## Data entries
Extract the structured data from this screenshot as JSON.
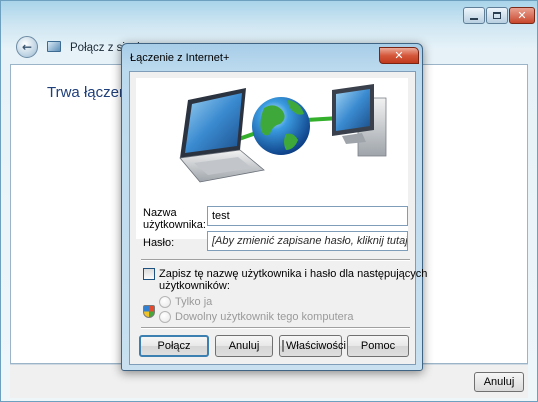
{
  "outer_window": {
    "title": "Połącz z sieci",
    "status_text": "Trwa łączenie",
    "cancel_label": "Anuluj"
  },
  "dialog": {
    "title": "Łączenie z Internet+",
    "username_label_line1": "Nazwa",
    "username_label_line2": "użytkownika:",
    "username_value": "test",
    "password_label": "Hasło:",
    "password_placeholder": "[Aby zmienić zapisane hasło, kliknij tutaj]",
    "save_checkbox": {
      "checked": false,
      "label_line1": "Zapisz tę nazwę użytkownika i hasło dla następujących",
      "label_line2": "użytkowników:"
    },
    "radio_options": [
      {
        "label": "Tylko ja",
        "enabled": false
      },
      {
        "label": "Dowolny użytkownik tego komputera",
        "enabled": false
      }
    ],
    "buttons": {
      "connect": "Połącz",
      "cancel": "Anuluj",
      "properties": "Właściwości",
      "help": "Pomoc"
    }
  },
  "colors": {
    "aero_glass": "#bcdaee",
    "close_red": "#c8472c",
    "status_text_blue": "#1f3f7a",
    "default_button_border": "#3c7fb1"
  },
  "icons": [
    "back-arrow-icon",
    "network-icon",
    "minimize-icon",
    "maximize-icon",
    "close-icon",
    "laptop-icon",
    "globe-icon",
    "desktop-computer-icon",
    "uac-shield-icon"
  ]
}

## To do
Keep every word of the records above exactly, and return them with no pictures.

## Your response
Extract the structured data from this screenshot as JSON.
{
  "outer_window": {
    "title": "Połącz z sieci",
    "status_text": "Trwa łączenie",
    "cancel_label": "Anuluj"
  },
  "dialog": {
    "title": "Łączenie z Internet+",
    "username_label_line1": "Nazwa",
    "username_label_line2": "użytkownika:",
    "username_value": "test",
    "password_label": "Hasło:",
    "password_placeholder": "[Aby zmienić zapisane hasło, kliknij tutaj]",
    "save_checkbox": {
      "checked": false,
      "label_line1": "Zapisz tę nazwę użytkownika i hasło dla następujących",
      "label_line2": "użytkowników:"
    },
    "radio_options": [
      {
        "label": "Tylko ja",
        "enabled": false
      },
      {
        "label": "Dowolny użytkownik tego komputera",
        "enabled": false
      }
    ],
    "buttons": {
      "connect": "Połącz",
      "cancel": "Anuluj",
      "properties": "Właściwości",
      "help": "Pomoc"
    }
  },
  "colors": {
    "aero_glass": "#bcdaee",
    "close_red": "#c8472c",
    "status_text_blue": "#1f3f7a",
    "default_button_border": "#3c7fb1"
  },
  "icons": [
    "back-arrow-icon",
    "network-icon",
    "minimize-icon",
    "maximize-icon",
    "close-icon",
    "laptop-icon",
    "globe-icon",
    "desktop-computer-icon",
    "uac-shield-icon"
  ]
}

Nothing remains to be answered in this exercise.